Pity the unfortunate middle child: I used up most of my superlatives on the extended Fellowship of the Ring last year, and The Return of the King is still to come, so I must tread lightly on The Two Towers. Seamlessly rendering the blockbuster theatrical epic even bigger, this expansion is downright sprawling yet still dramatically taut.
Packing on another 43 minutes of movie and four audio commentaries from the various filmmakers mandated that New Line split the feature onto two discs, affording higher video bit rates, the same 448 kilobits per second on the Dolby EX soundtrack, and room to spare for the new DTS ES track at a whopping 768 kbps. Those extra bits pay off in the many subtle fantasy environments, from birdcalls to the resonance of a whistle to the echo of a shout to dragons flying about. It's a tale of war, so bass is bold throughout, with a magnificent explosion late in the film. (Who knew there was TNT back in Middle-earth?)

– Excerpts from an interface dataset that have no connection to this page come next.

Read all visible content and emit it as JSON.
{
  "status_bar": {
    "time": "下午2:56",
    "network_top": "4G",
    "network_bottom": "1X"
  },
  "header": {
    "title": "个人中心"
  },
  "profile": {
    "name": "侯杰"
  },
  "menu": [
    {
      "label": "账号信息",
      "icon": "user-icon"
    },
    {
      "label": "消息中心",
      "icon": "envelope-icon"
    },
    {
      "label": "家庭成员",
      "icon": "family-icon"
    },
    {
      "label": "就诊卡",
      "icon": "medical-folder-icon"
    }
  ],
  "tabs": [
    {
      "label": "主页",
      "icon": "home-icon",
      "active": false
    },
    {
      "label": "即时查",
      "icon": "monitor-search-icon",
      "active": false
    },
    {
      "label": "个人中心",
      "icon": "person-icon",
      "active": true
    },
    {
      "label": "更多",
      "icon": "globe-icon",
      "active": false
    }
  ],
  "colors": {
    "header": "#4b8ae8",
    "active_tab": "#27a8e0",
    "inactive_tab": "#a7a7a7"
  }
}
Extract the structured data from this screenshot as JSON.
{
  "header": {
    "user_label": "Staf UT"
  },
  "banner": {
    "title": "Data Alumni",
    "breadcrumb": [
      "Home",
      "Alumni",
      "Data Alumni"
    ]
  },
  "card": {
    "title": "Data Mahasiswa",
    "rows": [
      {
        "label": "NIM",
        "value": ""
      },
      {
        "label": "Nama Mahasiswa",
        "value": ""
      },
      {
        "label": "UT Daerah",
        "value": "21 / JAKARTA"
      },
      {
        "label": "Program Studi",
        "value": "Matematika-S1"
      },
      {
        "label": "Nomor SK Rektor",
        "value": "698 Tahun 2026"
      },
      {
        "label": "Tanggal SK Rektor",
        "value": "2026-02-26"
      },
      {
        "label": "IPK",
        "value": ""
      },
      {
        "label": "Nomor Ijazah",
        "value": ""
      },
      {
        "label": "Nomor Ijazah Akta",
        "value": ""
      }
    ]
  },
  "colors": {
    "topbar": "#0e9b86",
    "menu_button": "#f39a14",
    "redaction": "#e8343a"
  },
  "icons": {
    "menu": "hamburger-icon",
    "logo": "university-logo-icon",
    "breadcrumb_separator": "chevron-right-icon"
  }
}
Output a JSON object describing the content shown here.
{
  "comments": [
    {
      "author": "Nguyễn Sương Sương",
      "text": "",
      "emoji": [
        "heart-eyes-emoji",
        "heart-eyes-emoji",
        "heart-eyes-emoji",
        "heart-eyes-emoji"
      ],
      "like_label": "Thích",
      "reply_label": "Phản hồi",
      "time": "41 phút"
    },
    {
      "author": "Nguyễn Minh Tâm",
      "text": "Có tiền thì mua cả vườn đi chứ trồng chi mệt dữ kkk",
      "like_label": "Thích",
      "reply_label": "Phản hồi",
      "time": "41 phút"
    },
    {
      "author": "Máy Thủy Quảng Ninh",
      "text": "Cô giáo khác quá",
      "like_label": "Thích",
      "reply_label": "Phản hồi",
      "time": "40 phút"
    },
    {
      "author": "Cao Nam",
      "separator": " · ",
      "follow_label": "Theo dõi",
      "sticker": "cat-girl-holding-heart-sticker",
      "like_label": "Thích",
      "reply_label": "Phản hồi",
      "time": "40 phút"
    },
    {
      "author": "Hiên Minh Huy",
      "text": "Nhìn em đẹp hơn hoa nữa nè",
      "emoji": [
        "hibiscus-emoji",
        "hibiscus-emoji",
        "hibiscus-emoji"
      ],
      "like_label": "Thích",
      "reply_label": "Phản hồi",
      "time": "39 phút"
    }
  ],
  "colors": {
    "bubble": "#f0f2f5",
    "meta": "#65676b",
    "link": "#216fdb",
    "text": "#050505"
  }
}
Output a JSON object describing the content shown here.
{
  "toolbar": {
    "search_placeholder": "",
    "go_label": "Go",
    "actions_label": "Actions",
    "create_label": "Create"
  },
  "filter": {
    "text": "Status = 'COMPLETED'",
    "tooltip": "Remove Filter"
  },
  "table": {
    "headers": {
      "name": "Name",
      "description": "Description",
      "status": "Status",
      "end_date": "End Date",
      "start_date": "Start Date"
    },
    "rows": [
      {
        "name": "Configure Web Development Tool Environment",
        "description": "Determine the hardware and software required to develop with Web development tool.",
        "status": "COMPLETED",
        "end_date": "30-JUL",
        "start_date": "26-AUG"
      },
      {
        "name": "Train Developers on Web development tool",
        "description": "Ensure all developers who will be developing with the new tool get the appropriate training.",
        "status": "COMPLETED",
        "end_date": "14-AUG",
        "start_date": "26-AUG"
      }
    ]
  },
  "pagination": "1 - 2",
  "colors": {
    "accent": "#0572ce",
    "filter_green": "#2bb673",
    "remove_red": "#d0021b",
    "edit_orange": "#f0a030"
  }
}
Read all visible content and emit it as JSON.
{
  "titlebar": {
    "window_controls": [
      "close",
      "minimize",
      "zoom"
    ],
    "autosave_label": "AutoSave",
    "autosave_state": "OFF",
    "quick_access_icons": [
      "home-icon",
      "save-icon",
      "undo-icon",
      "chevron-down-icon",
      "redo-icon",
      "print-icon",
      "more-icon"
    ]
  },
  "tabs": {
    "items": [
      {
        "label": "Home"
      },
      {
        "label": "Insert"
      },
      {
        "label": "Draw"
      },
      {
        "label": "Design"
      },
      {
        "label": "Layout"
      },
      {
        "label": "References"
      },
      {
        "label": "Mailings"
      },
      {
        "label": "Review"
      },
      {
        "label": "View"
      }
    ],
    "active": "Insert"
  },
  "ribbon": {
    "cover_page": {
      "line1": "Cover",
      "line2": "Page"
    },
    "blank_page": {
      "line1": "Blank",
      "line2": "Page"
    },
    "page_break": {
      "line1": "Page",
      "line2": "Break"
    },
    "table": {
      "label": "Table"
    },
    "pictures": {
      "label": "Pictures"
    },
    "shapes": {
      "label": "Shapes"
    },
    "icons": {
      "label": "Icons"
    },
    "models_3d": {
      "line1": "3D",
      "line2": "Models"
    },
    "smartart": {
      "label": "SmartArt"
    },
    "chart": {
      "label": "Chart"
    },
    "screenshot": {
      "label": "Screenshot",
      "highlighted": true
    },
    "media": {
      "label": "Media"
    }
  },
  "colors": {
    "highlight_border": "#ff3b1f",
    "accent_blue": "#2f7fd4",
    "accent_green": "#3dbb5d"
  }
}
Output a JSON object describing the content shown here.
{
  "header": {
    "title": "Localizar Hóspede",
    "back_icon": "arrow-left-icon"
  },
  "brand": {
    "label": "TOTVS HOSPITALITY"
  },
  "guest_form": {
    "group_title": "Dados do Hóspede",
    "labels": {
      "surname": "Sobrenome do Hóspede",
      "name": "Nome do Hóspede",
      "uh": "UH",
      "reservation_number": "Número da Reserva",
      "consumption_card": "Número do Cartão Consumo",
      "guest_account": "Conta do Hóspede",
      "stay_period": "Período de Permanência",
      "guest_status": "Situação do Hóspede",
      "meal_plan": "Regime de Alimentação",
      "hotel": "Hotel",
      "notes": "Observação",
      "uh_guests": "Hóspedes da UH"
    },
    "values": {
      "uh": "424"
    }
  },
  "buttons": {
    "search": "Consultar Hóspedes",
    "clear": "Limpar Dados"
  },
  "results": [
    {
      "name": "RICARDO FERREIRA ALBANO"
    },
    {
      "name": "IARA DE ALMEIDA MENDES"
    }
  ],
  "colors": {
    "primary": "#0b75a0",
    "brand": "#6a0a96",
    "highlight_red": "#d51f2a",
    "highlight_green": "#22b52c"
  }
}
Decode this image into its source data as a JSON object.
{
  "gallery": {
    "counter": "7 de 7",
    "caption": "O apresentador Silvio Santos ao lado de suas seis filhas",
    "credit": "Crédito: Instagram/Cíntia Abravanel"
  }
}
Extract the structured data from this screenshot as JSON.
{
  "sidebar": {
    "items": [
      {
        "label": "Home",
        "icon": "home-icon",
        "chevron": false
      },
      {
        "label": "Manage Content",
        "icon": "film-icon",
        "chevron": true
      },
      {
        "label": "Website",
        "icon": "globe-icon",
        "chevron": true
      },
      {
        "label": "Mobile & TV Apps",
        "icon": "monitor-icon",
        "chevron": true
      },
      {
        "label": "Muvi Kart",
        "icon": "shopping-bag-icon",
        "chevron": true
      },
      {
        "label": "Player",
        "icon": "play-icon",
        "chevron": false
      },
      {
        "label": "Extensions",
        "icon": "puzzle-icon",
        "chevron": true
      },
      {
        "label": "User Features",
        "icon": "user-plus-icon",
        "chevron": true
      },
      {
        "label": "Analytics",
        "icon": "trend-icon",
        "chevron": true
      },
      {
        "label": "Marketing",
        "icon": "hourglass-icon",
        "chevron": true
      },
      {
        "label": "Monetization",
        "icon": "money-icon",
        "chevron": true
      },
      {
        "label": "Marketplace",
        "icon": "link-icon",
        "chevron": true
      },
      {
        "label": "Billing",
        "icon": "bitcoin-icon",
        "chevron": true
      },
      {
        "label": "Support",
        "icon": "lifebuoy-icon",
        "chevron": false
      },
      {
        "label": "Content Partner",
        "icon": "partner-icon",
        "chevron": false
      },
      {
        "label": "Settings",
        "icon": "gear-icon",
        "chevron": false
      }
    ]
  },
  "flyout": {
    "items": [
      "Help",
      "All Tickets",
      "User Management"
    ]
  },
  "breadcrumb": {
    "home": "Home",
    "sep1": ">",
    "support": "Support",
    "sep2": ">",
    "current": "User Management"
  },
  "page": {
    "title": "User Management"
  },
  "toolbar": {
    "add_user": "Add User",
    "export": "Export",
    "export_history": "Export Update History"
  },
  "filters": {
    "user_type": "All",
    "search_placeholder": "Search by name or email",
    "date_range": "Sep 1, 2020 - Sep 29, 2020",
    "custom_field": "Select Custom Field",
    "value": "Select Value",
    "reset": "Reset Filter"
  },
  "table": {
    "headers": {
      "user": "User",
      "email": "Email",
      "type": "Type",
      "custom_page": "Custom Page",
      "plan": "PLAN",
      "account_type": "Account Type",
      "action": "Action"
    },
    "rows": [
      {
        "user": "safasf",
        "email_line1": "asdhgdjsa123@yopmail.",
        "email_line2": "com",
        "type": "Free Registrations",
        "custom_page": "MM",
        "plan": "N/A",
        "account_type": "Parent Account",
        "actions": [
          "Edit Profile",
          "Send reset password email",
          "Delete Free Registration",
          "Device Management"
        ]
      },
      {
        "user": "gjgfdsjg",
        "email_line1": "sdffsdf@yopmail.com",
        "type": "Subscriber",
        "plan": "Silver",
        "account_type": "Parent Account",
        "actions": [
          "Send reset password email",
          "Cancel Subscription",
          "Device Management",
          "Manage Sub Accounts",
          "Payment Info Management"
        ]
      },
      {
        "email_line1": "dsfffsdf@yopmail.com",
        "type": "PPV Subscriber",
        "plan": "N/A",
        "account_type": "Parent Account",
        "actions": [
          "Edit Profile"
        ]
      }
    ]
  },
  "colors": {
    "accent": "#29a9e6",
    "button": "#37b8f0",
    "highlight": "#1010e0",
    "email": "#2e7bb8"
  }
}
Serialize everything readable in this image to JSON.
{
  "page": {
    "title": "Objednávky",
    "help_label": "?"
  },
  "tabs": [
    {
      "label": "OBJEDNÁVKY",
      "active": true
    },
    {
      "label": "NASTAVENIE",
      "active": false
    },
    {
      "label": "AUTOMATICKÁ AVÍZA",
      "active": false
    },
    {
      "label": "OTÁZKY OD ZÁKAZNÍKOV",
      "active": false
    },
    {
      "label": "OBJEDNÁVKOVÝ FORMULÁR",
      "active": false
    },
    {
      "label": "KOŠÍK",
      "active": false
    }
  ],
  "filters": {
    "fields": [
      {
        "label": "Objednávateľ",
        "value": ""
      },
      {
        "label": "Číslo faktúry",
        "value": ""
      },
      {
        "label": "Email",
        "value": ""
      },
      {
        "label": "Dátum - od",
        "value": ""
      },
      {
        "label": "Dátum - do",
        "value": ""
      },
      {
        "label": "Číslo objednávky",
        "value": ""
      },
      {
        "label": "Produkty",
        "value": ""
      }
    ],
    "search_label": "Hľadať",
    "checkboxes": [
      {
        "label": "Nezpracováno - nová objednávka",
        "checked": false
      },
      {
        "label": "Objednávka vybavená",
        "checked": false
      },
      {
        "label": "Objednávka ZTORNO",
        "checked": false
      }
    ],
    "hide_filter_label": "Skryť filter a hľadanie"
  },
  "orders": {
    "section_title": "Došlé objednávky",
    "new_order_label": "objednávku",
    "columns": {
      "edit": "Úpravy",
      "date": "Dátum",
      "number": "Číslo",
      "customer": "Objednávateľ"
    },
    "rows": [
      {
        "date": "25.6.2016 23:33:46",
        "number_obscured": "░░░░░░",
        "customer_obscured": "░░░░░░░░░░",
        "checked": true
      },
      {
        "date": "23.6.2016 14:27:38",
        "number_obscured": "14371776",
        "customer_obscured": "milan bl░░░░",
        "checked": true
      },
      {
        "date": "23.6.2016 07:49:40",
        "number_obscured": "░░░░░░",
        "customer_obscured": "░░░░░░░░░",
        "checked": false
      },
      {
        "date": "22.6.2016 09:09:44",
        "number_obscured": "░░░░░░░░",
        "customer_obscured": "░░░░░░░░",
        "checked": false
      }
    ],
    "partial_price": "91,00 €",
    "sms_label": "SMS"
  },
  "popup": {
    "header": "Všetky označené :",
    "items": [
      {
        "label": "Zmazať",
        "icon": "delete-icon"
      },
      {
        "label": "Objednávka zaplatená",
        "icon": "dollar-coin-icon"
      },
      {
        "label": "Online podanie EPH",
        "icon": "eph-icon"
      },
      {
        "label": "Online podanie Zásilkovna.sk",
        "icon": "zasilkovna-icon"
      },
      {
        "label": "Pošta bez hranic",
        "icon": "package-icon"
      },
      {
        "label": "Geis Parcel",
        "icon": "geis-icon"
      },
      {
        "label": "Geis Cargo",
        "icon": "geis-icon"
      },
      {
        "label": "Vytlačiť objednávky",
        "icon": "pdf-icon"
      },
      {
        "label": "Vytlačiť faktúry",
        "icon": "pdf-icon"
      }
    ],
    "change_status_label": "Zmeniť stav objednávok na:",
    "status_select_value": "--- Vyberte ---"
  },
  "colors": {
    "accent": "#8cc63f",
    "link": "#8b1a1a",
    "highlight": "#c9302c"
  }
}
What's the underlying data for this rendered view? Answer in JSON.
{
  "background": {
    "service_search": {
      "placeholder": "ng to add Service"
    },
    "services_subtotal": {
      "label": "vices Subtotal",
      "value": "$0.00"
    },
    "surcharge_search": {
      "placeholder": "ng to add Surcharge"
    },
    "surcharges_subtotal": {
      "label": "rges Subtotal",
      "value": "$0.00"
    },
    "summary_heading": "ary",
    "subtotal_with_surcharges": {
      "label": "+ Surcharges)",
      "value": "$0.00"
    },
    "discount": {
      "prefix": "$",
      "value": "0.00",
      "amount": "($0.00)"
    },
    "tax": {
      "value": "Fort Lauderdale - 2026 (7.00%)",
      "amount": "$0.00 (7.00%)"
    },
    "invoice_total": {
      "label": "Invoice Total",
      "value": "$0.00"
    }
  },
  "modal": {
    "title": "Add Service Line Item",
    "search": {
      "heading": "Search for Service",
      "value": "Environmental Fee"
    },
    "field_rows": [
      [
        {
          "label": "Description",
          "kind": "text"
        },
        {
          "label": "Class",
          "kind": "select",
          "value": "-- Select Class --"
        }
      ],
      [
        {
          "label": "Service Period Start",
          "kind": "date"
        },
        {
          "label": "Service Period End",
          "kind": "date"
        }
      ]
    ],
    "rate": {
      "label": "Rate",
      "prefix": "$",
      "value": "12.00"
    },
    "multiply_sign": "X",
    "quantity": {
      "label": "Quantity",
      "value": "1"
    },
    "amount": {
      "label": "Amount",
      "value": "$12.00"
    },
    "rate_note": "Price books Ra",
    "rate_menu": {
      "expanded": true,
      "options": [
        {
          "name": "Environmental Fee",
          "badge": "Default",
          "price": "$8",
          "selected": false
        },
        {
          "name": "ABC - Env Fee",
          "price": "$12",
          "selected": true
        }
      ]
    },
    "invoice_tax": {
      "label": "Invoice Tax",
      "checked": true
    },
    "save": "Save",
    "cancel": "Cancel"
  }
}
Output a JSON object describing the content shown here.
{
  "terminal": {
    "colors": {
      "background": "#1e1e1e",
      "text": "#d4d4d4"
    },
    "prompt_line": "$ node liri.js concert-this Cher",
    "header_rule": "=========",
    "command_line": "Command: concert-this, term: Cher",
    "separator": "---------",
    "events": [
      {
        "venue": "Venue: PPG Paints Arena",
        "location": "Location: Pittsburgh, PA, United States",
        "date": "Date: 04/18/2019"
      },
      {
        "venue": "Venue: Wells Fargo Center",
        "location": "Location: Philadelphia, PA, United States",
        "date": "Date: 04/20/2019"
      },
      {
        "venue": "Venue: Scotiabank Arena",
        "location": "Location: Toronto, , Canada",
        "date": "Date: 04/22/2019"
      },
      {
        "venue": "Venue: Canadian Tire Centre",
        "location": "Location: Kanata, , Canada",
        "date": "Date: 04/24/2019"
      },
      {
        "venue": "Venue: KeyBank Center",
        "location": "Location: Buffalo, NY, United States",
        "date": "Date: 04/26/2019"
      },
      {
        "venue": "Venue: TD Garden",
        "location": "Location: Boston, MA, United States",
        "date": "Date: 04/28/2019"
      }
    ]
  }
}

This is a breathtaking 2.35:1 anamorphic transfer with a healthy hint of film grain and no distracting digital flaws across the skillfully orchestrated frame. The two full discs of supplements are less about the overall saga than about the movie at hand, its imaginary world, and the award-winning, completely CGI character of Gollum. As a movie and as a DVD, Towers is both a worthy successor and a tough act to follow.—Chris Chiarella
Chitty Chitty Bang Bang Special Edition—MGM/UA
If the thought of crossing a James Bond film with Willy Wonka and the Chocolate Factory sounds appealing, Chitty Chitty Bang Bang is just the movie for you. Roald Dahl adapted the screenplay from Ian Fleming's original novel, and the resulting movie is one that will please both children and adults alike. The kids will love the catchy Sherman Brothers tunes and the flying car, and the grown-ups can spend the many stretches of down time analyzing Dahl's subtle digs at European aristocracy. Or, perhaps, they'll simply hum the infectious theme song until their eyes cross. Either way, Chitty Chitty Bang Bang has a little something for everyone.
Although Chitty Chitty Bang Bang has been available on DVD for years, the new special edition is the first release to feature a widescreen version of the film. The new 2.20:1 anamorphic transfer looks beautiful, and I can't imagine why anyone would flip the disc over and watch the pan-and-scan version. If ever a movie made a case for widescreen viewing only, this is it. The Dolby Digital 5.1 soundtrack is also very well done, and disc two features an abundance of extras.
Chitty Chitty Bang Bang may not quite be in the same class as some of the other great 1960s musicals, but it's still an enjoyable film that really comes to life in its newest DVD incarnation.—Gary Maxwell